  • Swap ad space with all other local media entities — local TV, radio, etc. — the enemy is not them; it’s Facebook and other faraway Internet entities.

So, what about the web? We’ve already determined that CPM and paywalls do not work (unless you have the quality and quantity of The New York Times, which I doubt any small papers can even come close to). Locally sold ads can also be problematic, in that the web just isn’t good at “call to action” campaigns when your hit counts are only in the thousands. You need hundreds of thousands of hits to make CPM work; but that would mean getting non-local traffic — thus, local advertisers would not benefit.

The paper’s web site has to promote the print edition and the brand. And you will have to sell your own goods via the site, not be a mere middle man. Whatever it is — wines with your paper’s name, for example — you need to earn more than the pennies third-party ads pay, or the pay-per-sale type ads that give you a 10 percent commission. You need a much higher markup.

There isn’t going to be some mass die-off of your older readers. They will slowly fade away. There’s still plenty of time to work hard and convert the next generation — again, you don’t need them all. Just 10 percent will do. Don’t get discouraged by the dummies who say they don’t read; there have always been dummies.

Grab what new readers you can. Newspapers need to take more pride in their traditional brand and be more aggressive.

Darren Johnson owns Campus News, a newspaper that gets great pickup among young adults. Learn more at www.cccn.us.

  • Darren

    Soon. I’m going to license out this product.

  • D.W. Paone

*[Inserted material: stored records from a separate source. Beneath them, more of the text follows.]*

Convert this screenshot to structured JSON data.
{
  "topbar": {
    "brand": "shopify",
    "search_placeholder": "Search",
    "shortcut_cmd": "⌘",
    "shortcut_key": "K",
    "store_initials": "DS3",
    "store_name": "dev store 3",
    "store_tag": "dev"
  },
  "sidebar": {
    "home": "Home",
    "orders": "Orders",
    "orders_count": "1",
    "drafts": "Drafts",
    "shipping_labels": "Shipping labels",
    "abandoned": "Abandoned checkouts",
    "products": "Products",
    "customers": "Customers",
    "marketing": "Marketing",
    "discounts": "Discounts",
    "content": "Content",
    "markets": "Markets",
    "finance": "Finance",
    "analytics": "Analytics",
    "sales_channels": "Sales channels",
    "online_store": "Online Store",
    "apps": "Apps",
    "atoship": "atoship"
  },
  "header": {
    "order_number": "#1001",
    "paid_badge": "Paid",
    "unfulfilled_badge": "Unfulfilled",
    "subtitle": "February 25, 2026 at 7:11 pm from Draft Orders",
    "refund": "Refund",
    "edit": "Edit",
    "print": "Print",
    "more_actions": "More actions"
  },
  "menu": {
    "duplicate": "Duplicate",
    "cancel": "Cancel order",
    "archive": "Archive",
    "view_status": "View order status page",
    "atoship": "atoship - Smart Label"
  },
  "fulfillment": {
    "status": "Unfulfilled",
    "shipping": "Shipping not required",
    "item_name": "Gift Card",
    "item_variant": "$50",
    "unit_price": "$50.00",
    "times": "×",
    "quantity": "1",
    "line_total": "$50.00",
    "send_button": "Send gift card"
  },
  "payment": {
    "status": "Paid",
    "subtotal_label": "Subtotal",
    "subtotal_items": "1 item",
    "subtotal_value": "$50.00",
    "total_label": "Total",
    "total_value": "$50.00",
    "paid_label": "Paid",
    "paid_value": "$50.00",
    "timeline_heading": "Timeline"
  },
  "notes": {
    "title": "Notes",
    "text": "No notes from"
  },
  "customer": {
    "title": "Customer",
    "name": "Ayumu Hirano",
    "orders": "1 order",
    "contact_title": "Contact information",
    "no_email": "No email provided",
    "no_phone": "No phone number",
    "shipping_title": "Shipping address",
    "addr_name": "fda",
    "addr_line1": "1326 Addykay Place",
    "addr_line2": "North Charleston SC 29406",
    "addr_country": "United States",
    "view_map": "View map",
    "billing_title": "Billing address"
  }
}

    D.J., You need to take this sermon on the road… speak at press clubs where the publishers and editors of such newspapers may be in attendance. I wouldn’t be surprised if even a small push from them would show an increase in sales and subscriptions.